How much do health care providers value a community-based asthma care program? – a survey to collect their opinions on the utilities of and barriers to its uptake
1 Child Health Evaluative Sciences, Research Institute, The Hospital for Sick Children, 555 University Ave, Toronto, Ontario, Canada
2 The Institute for Clinical Evaluative Sciences, G1-06-2075 Bayview Ave, Toronto, Ontario, Canada
3 The University of Toronto, Toronto, Canada
BMC Health Services Research 2009, 9:77 doi:10.1186/1472-6963-9-77Published: 11 May 2009
A comprehensive asthma care program (ACP) based on Canadian Asthma Consensus Guidelines was implemented in 8 primary care sites in Ontario, Canada. A survey was distributed to health care providers' (HCPs) to collect their opinions on the utilities of and barriers to the uptake of the ACP.
A 39-item self-administered survey was mailed to 184 HCPs and support staff involved in delivering the ACP at the end of implementation. The items were presented in mixed formats with most items requiring responses on a five-point Likert scale. Distributions of responses were analyzed and compared across types of HCPs and sites.
Of the 184 surveys distributed, 108 (59%) were returned, and of that, 83 were completed by HCPs who had clinical contact with the patients. Overall, 95% of the HCPs considered the ACP useful for improving asthma care management. Most HCPs favored using the asthma care map (72%), believed it decreased uncertainties and variations in patient management (91%), and considered it a convenient and reliable source of information (86%). The most commonly reported barrier was time required to complete the asthma care map. Over half of the HCPs reported challenges to using spirometry, while almost 40% identified barriers to using the asthma action plan.

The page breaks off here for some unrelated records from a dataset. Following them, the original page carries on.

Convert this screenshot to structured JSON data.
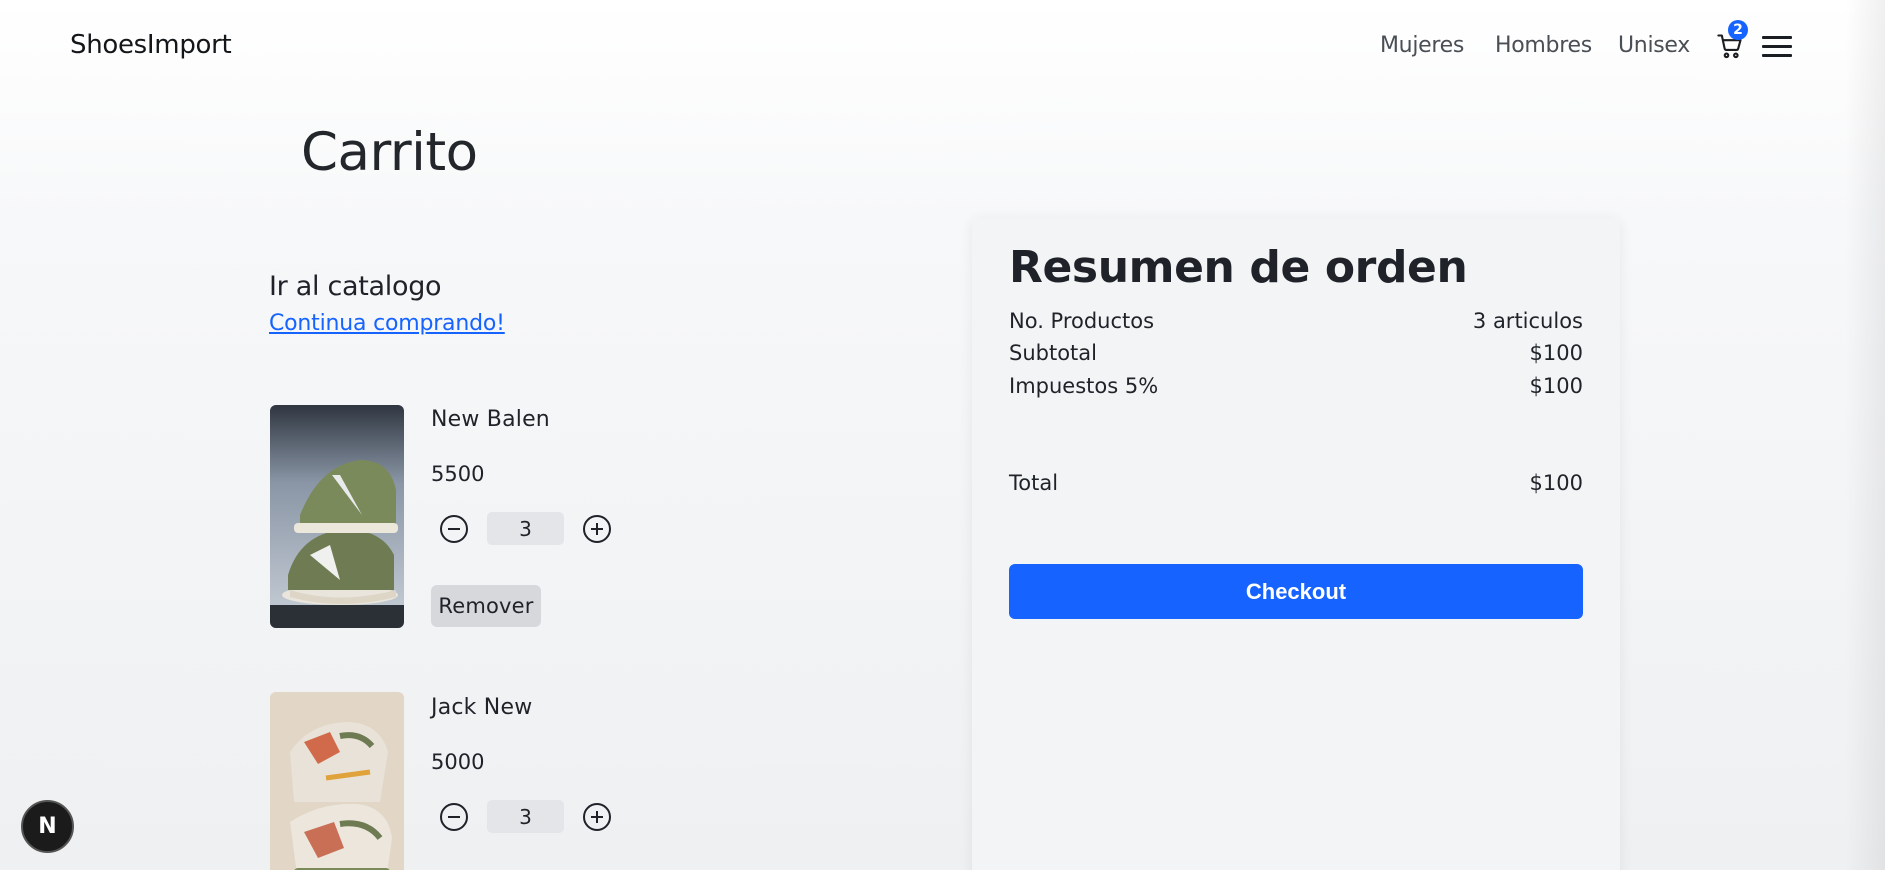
{
  "header": {
    "brand": "ShoesImport",
    "menu": [
      "Mujeres",
      "Hombres",
      "Unisex"
    ],
    "cart_count": "2",
    "cart_icon": "cart-icon",
    "menu_icon": "hamburger-icon"
  },
  "page": {
    "title": "Carrito"
  },
  "catalog": {
    "title": "Ir al catalogo",
    "link": "Continua comprando!"
  },
  "cart_items": [
    {
      "name": "New Balen",
      "price": "5500",
      "quantity": "3",
      "remove_label": "Remover"
    },
    {
      "name": "Jack New",
      "price": "5000",
      "quantity": "3"
    }
  ],
  "summary": {
    "title": "Resumen de orden",
    "rows": [
      {
        "label": "No. Productos",
        "value": "3 articulos"
      },
      {
        "label": "Subtotal",
        "value": "$100"
      },
      {
        "label": "Impuestos 5%",
        "value": "$100"
      }
    ],
    "total_label": "Total",
    "total_value": "$100",
    "checkout_label": "Checkout"
  },
  "dev_badge": "N",
  "colors": {
    "accent": "#1663ff",
    "text": "#1f2329",
    "qty_bg": "#e3e5e8",
    "remove_bg": "#d6d8dc"
  }
}
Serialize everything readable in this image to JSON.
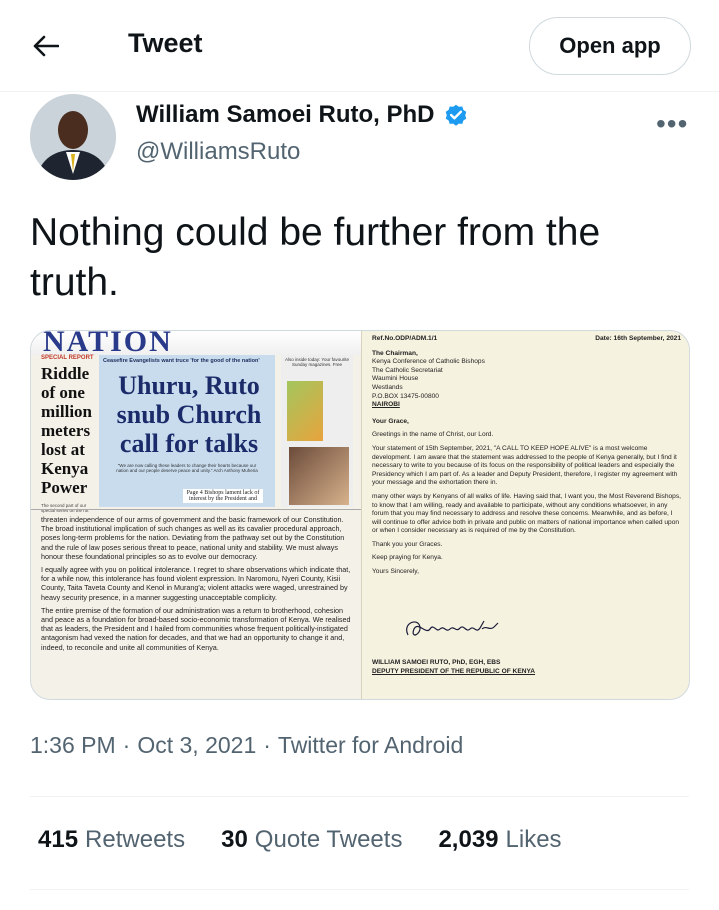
{
  "header": {
    "title": "Tweet",
    "open_app": "Open app"
  },
  "author": {
    "name": "William Samoei Ruto, PhD",
    "handle": "@WilliamsRuto",
    "verified": true
  },
  "tweet": {
    "text": "Nothing could be further from the truth.",
    "timestamp": "1:36 PM",
    "date": "Oct 3, 2021",
    "client": "Twitter for Android",
    "sep": "·"
  },
  "stats": [
    {
      "count": "415",
      "label": "Retweets"
    },
    {
      "count": "30",
      "label": "Quote Tweets"
    },
    {
      "count": "2,039",
      "label": "Likes"
    }
  ],
  "media": {
    "newspaper": {
      "masthead": "NATION",
      "section": "SPECIAL REPORT",
      "side_story": "Riddle of one million meters lost at Kenya Power",
      "side_sub": "The second part of our special series on the rot",
      "kicker": "Ceasefire Evangelists want truce 'for the good of the nation'",
      "headline": "Uhuru, Ruto snub Church call for talks",
      "quote": "\"We are now calling these leaders to change their hearts because our nation and our people deserve peace and unity.\" Arch Anthony Muheria",
      "inside": "Page 4 Bishops lament lack of interest by the President and",
      "promo": "Also inside today: Your favourite Sunday magazines. Free",
      "body": [
        "threaten independence of our arms of government and the basic framework of our Constitution. The broad institutional implication of such changes as well as its cavalier procedural approach, poses long-term problems for the nation. Deviating from the pathway set out by the Constitution and the rule of law poses serious threat to peace, national unity and stability. We must always honour these foundational principles so as to evolve our democracy.",
        "I equally agree with you on political intolerance. I regret to share observations which indicate that, for a while now, this intolerance has found violent expression. In Naromoru, Nyeri County, Kisii County, Taita Taveta County and Kenol in Murang'a; violent attacks were waged, unrestrained by heavy security presence, in a manner suggesting unacceptable complicity.",
        "The entire premise of the formation of our administration was a return to brotherhood, cohesion and peace as a foundation for broad-based socio-economic transformation of Kenya. We realised that as leaders, the President and I hailed from communities whose frequent politically-instigated antagonism had vexed the nation for decades, and that we had an opportunity to change it and, indeed, to reconcile and unite all communities of Kenya."
      ]
    },
    "letter": {
      "ref": "Ref.No.ODP/ADM.1/1",
      "date": "Date: 16th September, 2021",
      "address": [
        "The Chairman,",
        "Kenya Conference of Catholic Bishops",
        "The Catholic Secretariat",
        "Waumini House",
        "Westlands",
        "P.O.BOX 13475-00800",
        "NAIROBI"
      ],
      "salutation": "Your Grace,",
      "greeting": "Greetings in the name of Christ, our Lord.",
      "para1": "Your statement of 15th September, 2021, \"A CALL TO KEEP HOPE ALIVE\" is a most welcome development. I am aware that the statement was addressed to the people of Kenya generally, but I find it necessary to write to you because of its focus on the responsibility of political leaders and especially the Presidency which I am part of. As a leader and Deputy President, therefore, I register my agreement with your message and the exhortation there in.",
      "para2": "many other ways by Kenyans of all walks of life. Having said that, I want you, the Most Reverend Bishops, to know that I am willing, ready and available to participate, without any conditions whatsoever, in any forum that you may find necessary to address and resolve these concerns. Meanwhile, and as before, I will continue to offer advice both in private and public on matters of national importance when called upon or when I consider necessary as is required of me by the Constitution.",
      "thanks": "Thank you your Graces.",
      "praying": "Keep praying for Kenya.",
      "closing": "Yours Sincerely,",
      "signer": "WILLIAM SAMOEI RUTO, PhD, EGH, EBS",
      "title": "DEPUTY PRESIDENT OF THE REPUBLIC OF KENYA"
    }
  },
  "colors": {
    "text": "#0f1419",
    "muted": "#536471",
    "verified": "#1d9bf0",
    "border": "#cfd9de"
  }
}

Contrary to the notion that physicians believe that guidelines foster cookbook medicine, our study showed that HCPs believed that the ACP offered an effective and reliable approach for enhancing asthma care and management in primary care.